The reality is we have a limited amount of space, not just physical space, but emotional and mental space as well. You can keep anything you want as long as you are willing to pay the price for keeping it. We often have emotional attachments to objects that usually have nothing to do with the objects themselves, but what they represent. As part of the process of organizing, it is not unusual to revisit these connections and determine what is currently relevant, and what has been moved past. In working with clients, we will frequently come up with ways of preserving and honoring the meaning of the things without necessarily keeping the things themselves.

For example, I kept many of my favorite children's books so that I could pass them on to my niece and nephew. It took me a while to recognize, and recover from the disappointment that, they were never going to relate to them the same way I did, and that they would never resonate with them the same way. The world had become a different place since my childhood and what had/has meaning for me, may or may not for them.

That was a hard pill to swallow, but it did provide me with more useful options for what to do with these things. Some of them did end up going to my niece and nephew (a few), but most were sent to places where they could be appreciated as I had appreciated them. Some I even kept just to remind myself of who I was way back then.

What do you think?

Friday, June 5, 2009

Why Get Organized

Welcome to my very first blog.  I want this to be a place where people can ask about or learn about organizing and daily money management.  Since I am quite new to the whole "blogging" thing, I hope you will be gentle with me as I learn and grow.  Your input is welcome.  Initially, I think I will start with an idea a day or a question a day.  Once things get rolling this may change.

So, who am I anyway?  

I have been a professional organizer for over twenty years and have worked and lived in many places.  I love what I do and am passionate about it.  Organizing is not so much about stuff as it is about relationships (at least in my opinion).  I do the work I do because it is transformative and, when truly successful, makes a difference in people's quality of life.  Whether in a residential or work environment, a nurturing and sustaining place reduces stress and increases productivity.  I mean, really, who wants to be yelled at by their homes when they walk in the door or into the office?

So, welcome aboard, and please feel free to participate.

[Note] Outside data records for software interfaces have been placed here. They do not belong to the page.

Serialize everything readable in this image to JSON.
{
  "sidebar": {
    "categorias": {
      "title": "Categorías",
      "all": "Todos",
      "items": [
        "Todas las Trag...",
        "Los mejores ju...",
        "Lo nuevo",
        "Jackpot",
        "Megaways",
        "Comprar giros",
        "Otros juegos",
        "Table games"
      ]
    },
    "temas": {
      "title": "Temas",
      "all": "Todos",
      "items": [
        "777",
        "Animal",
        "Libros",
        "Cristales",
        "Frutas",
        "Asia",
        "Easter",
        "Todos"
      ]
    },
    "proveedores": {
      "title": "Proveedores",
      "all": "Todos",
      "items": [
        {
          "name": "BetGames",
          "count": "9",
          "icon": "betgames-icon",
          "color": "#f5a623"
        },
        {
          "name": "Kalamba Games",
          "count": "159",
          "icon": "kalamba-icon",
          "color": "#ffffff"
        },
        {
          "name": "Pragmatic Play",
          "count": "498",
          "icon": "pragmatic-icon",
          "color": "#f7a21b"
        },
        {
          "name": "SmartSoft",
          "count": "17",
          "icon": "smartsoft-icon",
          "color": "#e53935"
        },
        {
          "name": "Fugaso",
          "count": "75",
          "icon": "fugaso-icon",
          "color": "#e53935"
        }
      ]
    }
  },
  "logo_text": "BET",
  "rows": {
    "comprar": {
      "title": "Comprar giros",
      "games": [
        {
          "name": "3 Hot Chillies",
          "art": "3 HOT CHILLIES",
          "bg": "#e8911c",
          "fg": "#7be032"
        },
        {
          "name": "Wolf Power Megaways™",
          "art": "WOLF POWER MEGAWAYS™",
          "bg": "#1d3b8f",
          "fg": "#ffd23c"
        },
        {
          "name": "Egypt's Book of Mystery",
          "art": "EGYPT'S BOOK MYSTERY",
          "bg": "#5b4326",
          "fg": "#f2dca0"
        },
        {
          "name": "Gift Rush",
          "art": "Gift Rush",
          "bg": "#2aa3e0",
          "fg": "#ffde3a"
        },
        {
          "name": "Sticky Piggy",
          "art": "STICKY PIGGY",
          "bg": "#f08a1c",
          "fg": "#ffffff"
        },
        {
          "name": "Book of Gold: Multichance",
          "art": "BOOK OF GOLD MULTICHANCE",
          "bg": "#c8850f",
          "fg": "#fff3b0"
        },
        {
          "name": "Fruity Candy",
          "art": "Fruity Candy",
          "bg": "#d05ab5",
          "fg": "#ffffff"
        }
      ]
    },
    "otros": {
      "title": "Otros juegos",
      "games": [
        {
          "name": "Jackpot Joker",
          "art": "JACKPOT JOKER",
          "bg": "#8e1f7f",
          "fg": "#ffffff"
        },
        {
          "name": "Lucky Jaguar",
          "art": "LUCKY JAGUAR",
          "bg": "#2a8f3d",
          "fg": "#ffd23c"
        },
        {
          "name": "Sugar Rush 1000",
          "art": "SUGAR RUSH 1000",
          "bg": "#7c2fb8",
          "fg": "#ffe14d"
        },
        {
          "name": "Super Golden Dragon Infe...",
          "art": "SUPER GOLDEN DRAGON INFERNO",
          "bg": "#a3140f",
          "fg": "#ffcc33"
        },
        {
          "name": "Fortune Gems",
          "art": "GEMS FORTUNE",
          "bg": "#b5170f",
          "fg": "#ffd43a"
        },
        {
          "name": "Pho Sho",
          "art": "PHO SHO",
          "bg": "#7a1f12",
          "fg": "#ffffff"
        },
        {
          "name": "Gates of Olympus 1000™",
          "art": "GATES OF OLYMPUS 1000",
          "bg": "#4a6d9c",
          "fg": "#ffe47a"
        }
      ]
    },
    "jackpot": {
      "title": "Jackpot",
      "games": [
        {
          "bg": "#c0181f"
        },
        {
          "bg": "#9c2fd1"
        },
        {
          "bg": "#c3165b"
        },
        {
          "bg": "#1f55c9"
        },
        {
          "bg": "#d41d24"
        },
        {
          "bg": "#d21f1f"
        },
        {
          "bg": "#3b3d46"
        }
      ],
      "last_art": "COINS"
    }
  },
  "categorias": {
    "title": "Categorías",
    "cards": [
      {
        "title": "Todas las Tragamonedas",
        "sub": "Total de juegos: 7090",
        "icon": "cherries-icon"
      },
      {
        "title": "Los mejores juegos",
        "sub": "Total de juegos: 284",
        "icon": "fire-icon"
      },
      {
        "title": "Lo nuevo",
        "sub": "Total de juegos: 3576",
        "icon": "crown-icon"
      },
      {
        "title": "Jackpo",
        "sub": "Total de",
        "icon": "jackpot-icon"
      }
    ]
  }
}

Today's thought:  Needing a professional to help you get and stay organized is not a personal or moral failure on your part.
No one thinks they are somehow lacking when they hire a plumber or attorney, but many of us think we should be able to handle getting and staying organized on our own.  In actuality, having an "outsider" come in and assess your environment offers the opportunity for you to get a fresh perspective on what may or may not be working for you.